Woo's research, which touches on engineering, environmental sciences, and chemistry, will shine light on how atmospheric aerosols impact climate change Twitter
By Bryan Hay
Joe Woo, assistant professor of chemical and biomolecular engineering, has received a National Science Foundation grant to study the properties of atmospheric aerosols, to better understand their effect on climate change.
“My research looks at atmospheric aerosols, which are little particles in the atmosphere that can either grow to become clouds or they can absorb light,” Woo says. “So smoke, haze, fog—any sort of thing that is like a solid or liquid floating around in the atmosphere. Specifically, I look at water-based aerosols that are in the air and can react with other organic compounds that are emitted through various sources.”
Atmospheric aerosols contribute to public health and the warming of the atmosphere, he says, adding that the $200,000 NSF award will help him and his team of student research assistants understand the chemistry of the particles and how they react to sunlight.
“In climate change models, the largest source of uncertainty is coming from atmospheric aerosols, because they can both warm up or cool down the atmosphere,” Woo says.

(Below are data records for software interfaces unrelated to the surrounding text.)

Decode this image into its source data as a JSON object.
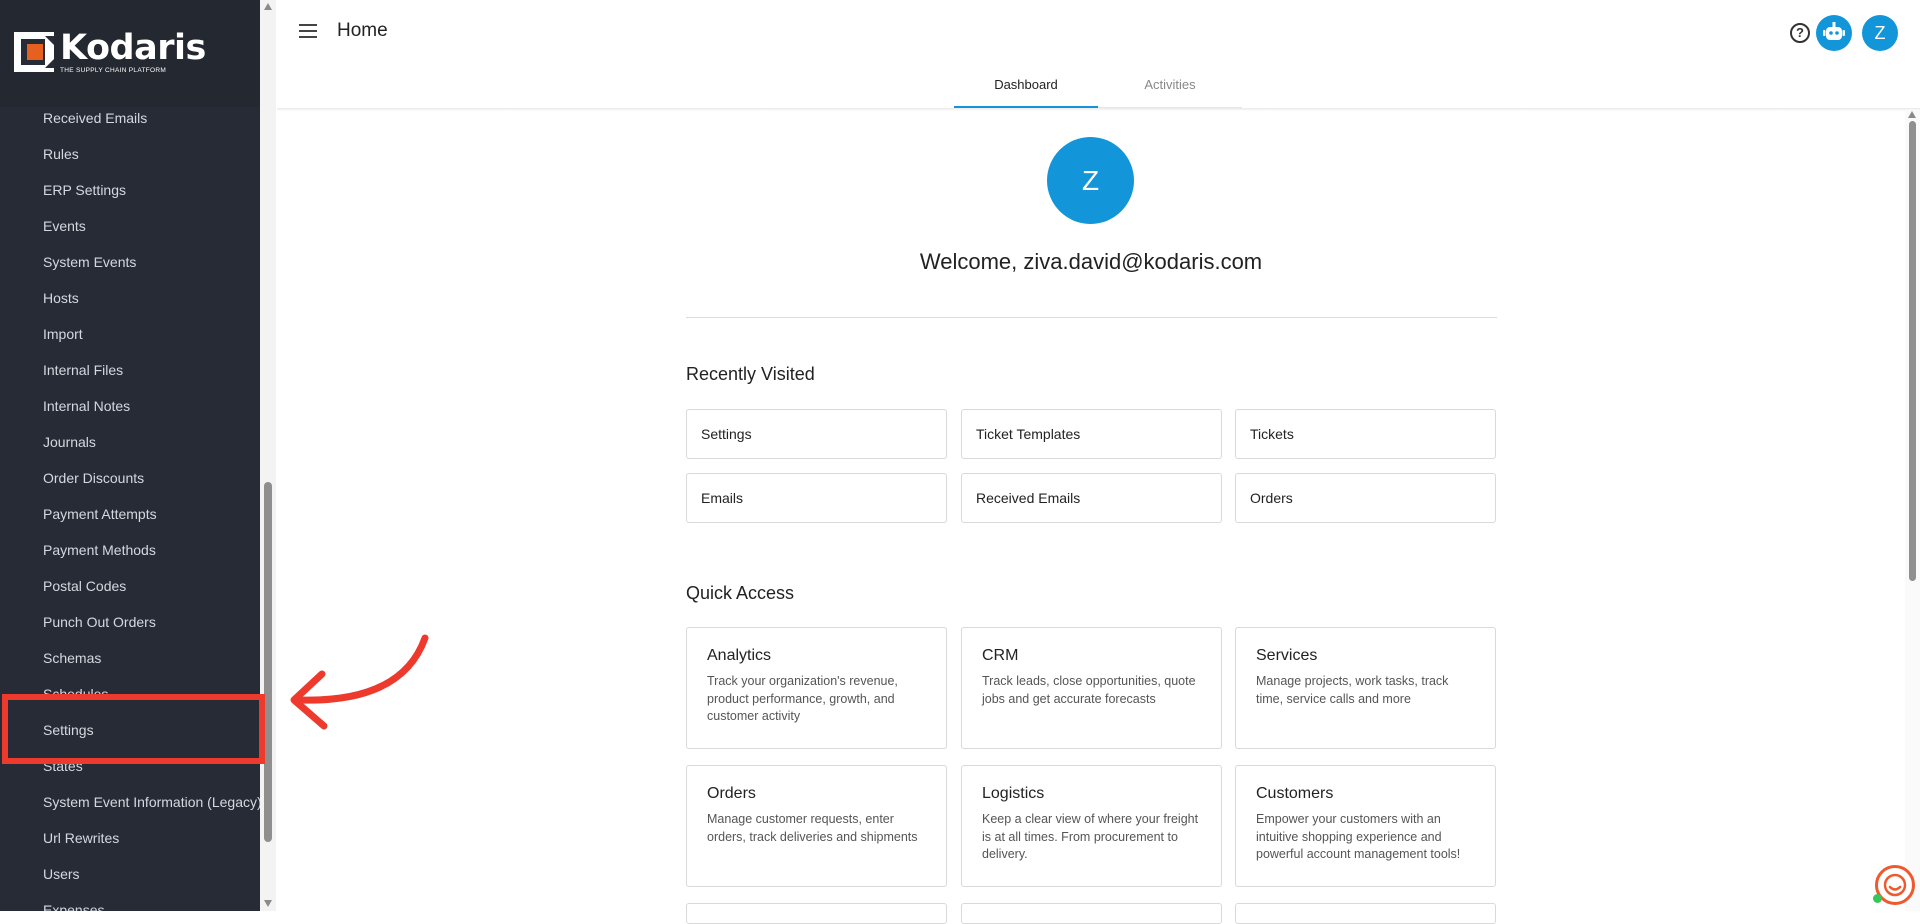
{
  "app": {
    "logo_text": "Kodaris",
    "logo_tagline": "THE SUPPLY CHAIN PLATFORM",
    "accent_color": "#1296d9",
    "highlight_color": "#ee3a2d"
  },
  "sidebar": {
    "items": [
      {
        "label": "Received Emails"
      },
      {
        "label": "Rules"
      },
      {
        "label": "ERP Settings"
      },
      {
        "label": "Events"
      },
      {
        "label": "System Events"
      },
      {
        "label": "Hosts"
      },
      {
        "label": "Import"
      },
      {
        "label": "Internal Files"
      },
      {
        "label": "Internal Notes"
      },
      {
        "label": "Journals"
      },
      {
        "label": "Order Discounts"
      },
      {
        "label": "Payment Attempts"
      },
      {
        "label": "Payment Methods"
      },
      {
        "label": "Postal Codes"
      },
      {
        "label": "Punch Out Orders"
      },
      {
        "label": "Schemas"
      },
      {
        "label": "Schedules"
      },
      {
        "label": "Settings"
      },
      {
        "label": "States"
      },
      {
        "label": "System Event Information (Legacy)"
      },
      {
        "label": "Url Rewrites"
      },
      {
        "label": "Users"
      },
      {
        "label": "Expenses"
      }
    ]
  },
  "header": {
    "menu_icon": "hamburger-icon",
    "title": "Home",
    "help_icon": "help-circle-icon",
    "bot_icon": "robot-icon",
    "avatar_initial": "Z"
  },
  "tabs": [
    {
      "label": "Dashboard",
      "active": true
    },
    {
      "label": "Activities",
      "active": false
    }
  ],
  "welcome": {
    "avatar_initial": "Z",
    "text": "Welcome, ziva.david@kodaris.com"
  },
  "recently_visited": {
    "title": "Recently Visited",
    "items": [
      "Settings",
      "Ticket Templates",
      "Tickets",
      "Emails",
      "Received Emails",
      "Orders"
    ]
  },
  "quick_access": {
    "title": "Quick Access",
    "items": [
      {
        "title": "Analytics",
        "desc": "Track your organization's revenue, product performance, growth, and customer activity"
      },
      {
        "title": "CRM",
        "desc": "Track leads, close opportunities, quote jobs and get accurate forecasts"
      },
      {
        "title": "Services",
        "desc": "Manage projects, work tasks, track time, service calls and more"
      },
      {
        "title": "Orders",
        "desc": "Manage customer requests, enter orders, track deliveries and shipments"
      },
      {
        "title": "Logistics",
        "desc": "Keep a clear view of where your freight is at all times. From procurement to delivery."
      },
      {
        "title": "Customers",
        "desc": "Empower your customers with an intuitive shopping experience and powerful account management tools!"
      }
    ]
  },
  "chat": {
    "icon": "chat-support-icon"
  }
}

“When aerosols react in sunlight they behave differently than when they’re reacting in the dark,” he adds. “And while we have a pretty good idea of what goes on in the dark, we don’t really know what happens in the sunlight. If we can get a better handle on aerosol properties in the atmosphere, we have a better understanding of the climate at large. So that’s what our research is aiming to address.”

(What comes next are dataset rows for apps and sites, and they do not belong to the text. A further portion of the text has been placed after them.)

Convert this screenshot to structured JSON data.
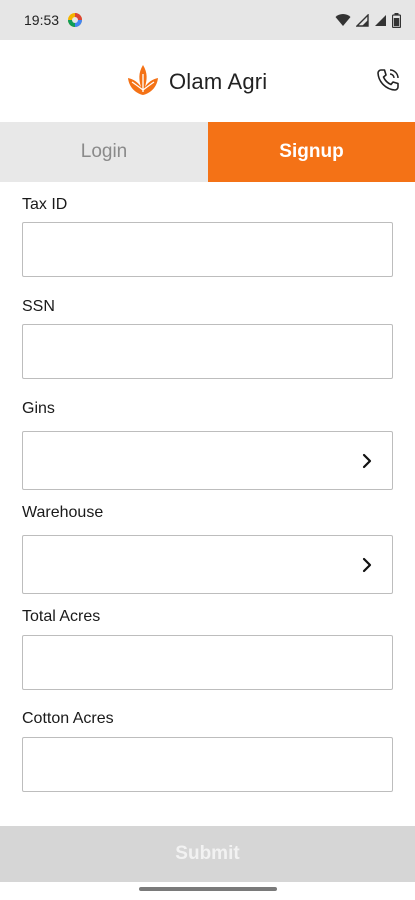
{
  "status_bar": {
    "time": "19:53",
    "app_icon": "multicolor-app-icon",
    "icons": [
      "wifi-icon",
      "cell-signal-icon",
      "cell-signal-icon",
      "battery-icon"
    ]
  },
  "header": {
    "brand_name": "Olam Agri",
    "logo_icon": "olam-leaf-logo",
    "call_icon": "phone-call-icon",
    "brand_color": "#f47216"
  },
  "tabs": [
    {
      "label": "Login",
      "active": false
    },
    {
      "label": "Signup",
      "active": true
    }
  ],
  "form": {
    "fields": [
      {
        "label": "Tax ID",
        "value": "",
        "type": "text"
      },
      {
        "label": "SSN",
        "value": "",
        "type": "text"
      },
      {
        "label": "Gins",
        "value": "",
        "type": "select"
      },
      {
        "label": "Warehouse",
        "value": "",
        "type": "select"
      },
      {
        "label": "Total Acres",
        "value": "",
        "type": "text"
      },
      {
        "label": "Cotton Acres",
        "value": "",
        "type": "text"
      }
    ]
  },
  "submit": {
    "label": "Submit",
    "enabled": false
  }
}
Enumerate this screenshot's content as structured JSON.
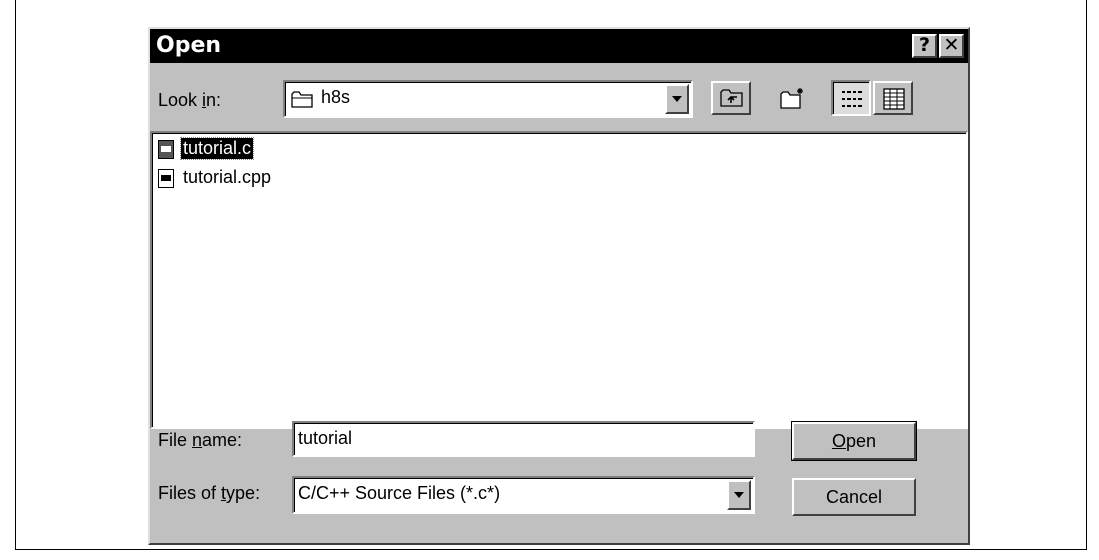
{
  "window": {
    "title": "Open",
    "help_label": "?",
    "close_label": "✕"
  },
  "look_in": {
    "label_prefix": "Look ",
    "label_accel": "i",
    "label_suffix": "n:",
    "value": "h8s",
    "value_icon": "folder-icon"
  },
  "toolbar": {
    "up_folder_icon": "up-folder-icon",
    "new_folder_icon": "new-folder-icon",
    "list_view_icon": "list-view-icon",
    "details_view_icon": "details-view-icon"
  },
  "files": [
    {
      "name": "tutorial.c",
      "selected": true,
      "icon": "c-file-icon"
    },
    {
      "name": "tutorial.cpp",
      "selected": false,
      "icon": "cpp-file-icon"
    }
  ],
  "file_name": {
    "label_prefix": "File ",
    "label_accel": "n",
    "label_suffix": "ame:",
    "value": "tutorial"
  },
  "file_type": {
    "label_prefix": "Files of ",
    "label_accel": "t",
    "label_suffix": "ype:",
    "value": "C/C++ Source Files (*.c*)"
  },
  "buttons": {
    "open_accel": "O",
    "open_rest": "pen",
    "cancel": "Cancel"
  }
}
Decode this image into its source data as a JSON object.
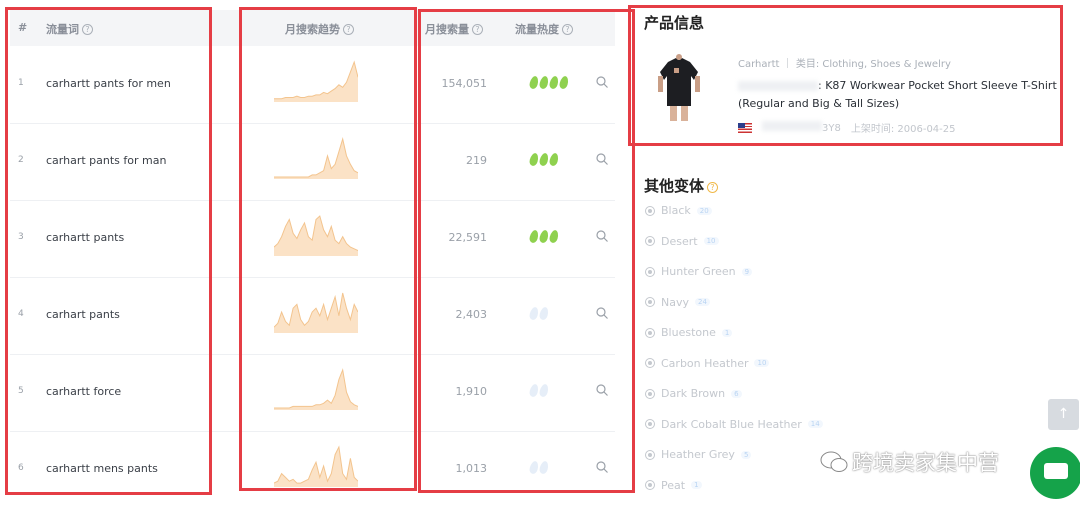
{
  "table": {
    "headers": {
      "rank": "#",
      "keyword": "流量词",
      "trend": "月搜索趋势",
      "volume": "月搜索量",
      "heat": "流量热度",
      "help_glyph": "?"
    },
    "rows": [
      {
        "rank": "1",
        "keyword": "carhartt pants for men",
        "volume": "154,051",
        "heat": 4,
        "heat_faint": false,
        "trend": [
          1,
          1,
          1,
          2,
          2,
          2,
          3,
          2,
          2,
          3,
          3,
          4,
          4,
          6,
          5,
          7,
          9,
          12,
          10,
          14,
          22,
          30,
          18
        ]
      },
      {
        "rank": "2",
        "keyword": "carhart pants for man",
        "volume": "219",
        "heat": 3,
        "heat_faint": false,
        "trend": [
          0,
          0,
          0,
          0,
          0,
          0,
          0,
          0,
          0,
          0,
          1,
          1,
          2,
          3,
          10,
          4,
          6,
          12,
          18,
          10,
          6,
          3,
          2
        ]
      },
      {
        "rank": "3",
        "keyword": "carhartt pants",
        "volume": "22,591",
        "heat": 3,
        "heat_faint": false,
        "trend": [
          4,
          6,
          10,
          16,
          20,
          12,
          9,
          14,
          18,
          10,
          8,
          20,
          22,
          14,
          10,
          16,
          8,
          6,
          10,
          6,
          4,
          3,
          2
        ]
      },
      {
        "rank": "4",
        "keyword": "carhart pants",
        "volume": "2,403",
        "heat": 0,
        "heat_faint": true,
        "trend": [
          2,
          4,
          10,
          5,
          3,
          12,
          14,
          6,
          3,
          5,
          10,
          12,
          8,
          14,
          6,
          12,
          18,
          8,
          20,
          12,
          6,
          14,
          10
        ]
      },
      {
        "rank": "5",
        "keyword": "carhartt force",
        "volume": "1,910",
        "heat": 0,
        "heat_faint": true,
        "trend": [
          0,
          0,
          0,
          0,
          0,
          1,
          1,
          1,
          1,
          1,
          1,
          2,
          2,
          3,
          5,
          3,
          8,
          18,
          24,
          10,
          4,
          2,
          1
        ]
      },
      {
        "rank": "6",
        "keyword": "carhartt mens pants",
        "volume": "1,013",
        "heat": 0,
        "heat_faint": true,
        "trend": [
          1,
          2,
          6,
          4,
          2,
          3,
          1,
          1,
          2,
          3,
          8,
          12,
          4,
          10,
          2,
          6,
          16,
          20,
          6,
          3,
          14,
          4,
          2
        ]
      }
    ]
  },
  "product_info": {
    "title": "产品信息",
    "brand_line": "Carhartt ｜ 类目: Clothing, Shoes & Jewelry",
    "product_title": ": K87 Workwear Pocket Short Sleeve T-Shirt (Regular and Big & Tall Sizes)",
    "asin_suffix": "3Y8",
    "listed_date": "上架时间: 2006-04-25"
  },
  "variants": {
    "title": "其他变体",
    "items": [
      {
        "name": "Black",
        "count": "20"
      },
      {
        "name": "Desert",
        "count": "10"
      },
      {
        "name": "Hunter Green",
        "count": "9"
      },
      {
        "name": "Navy",
        "count": "24"
      },
      {
        "name": "Bluestone",
        "count": "1"
      },
      {
        "name": "Carbon Heather",
        "count": "10"
      },
      {
        "name": "Dark Brown",
        "count": "6"
      },
      {
        "name": "Dark Cobalt Blue Heather",
        "count": "14"
      },
      {
        "name": "Heather Grey",
        "count": "5"
      },
      {
        "name": "Peat",
        "count": "1"
      }
    ]
  },
  "watermark": {
    "text": "跨境卖家集中营"
  },
  "colors": {
    "highlight": "#e53d45",
    "heat_green": "#8fd14f",
    "spark_fill": "#fbe2c6",
    "spark_line": "#f3c48e"
  },
  "icons": {
    "back_to_top": "arrow-up-icon",
    "chat": "chat-bubble-icon",
    "search": "magnifier-icon"
  }
}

Woo already built an atmospheric chamber in his lab, which he completed in 2020, and plans to use the NSF grant to purchase a companion piece of equipment that sorts and sizes atmospheric aerosols.
The particle size counter can be used for a variety of applications, including seeing how different size aerosols affect the climate in different ways and even detecting and measuring aerosols containing viruses.
“It will allow us to get a lot more information about the individual properties of differently sized aerosols once they’re in the atmosphere, and how they behave if exposed to a lot of sunlight or not a lot of sunlight,” Woo says. “We’re also building a bunch of UV lamps to put on the outside of the particle chamber to approximate light conditions.”
Woo says his research transcends any one area of engineering or science, noting that it touches on chemical engineering, mechanical engineering, the new integrative engineering program, environmental sciences, and chemistry.
“I feel that the research we’re cultivating here is relevant to several different avenues of interest at Lafayette,” he says. “It also can involve different subsections of the community depending on what they’re trying to look at.”
For example, the research applies to a core engineering course on process controls and to chemistry by offering opportunities to study the properties and composition of atmospheric aerosols.
“We’re covering a lot of fundamental engineering and scientific principles in order to get meaningful results,” Woo says. “I feel that’s going to be quite helpful for our students to get involved in this project, because they get to see several different facets of classes across departments and across divisions being applied in real time.”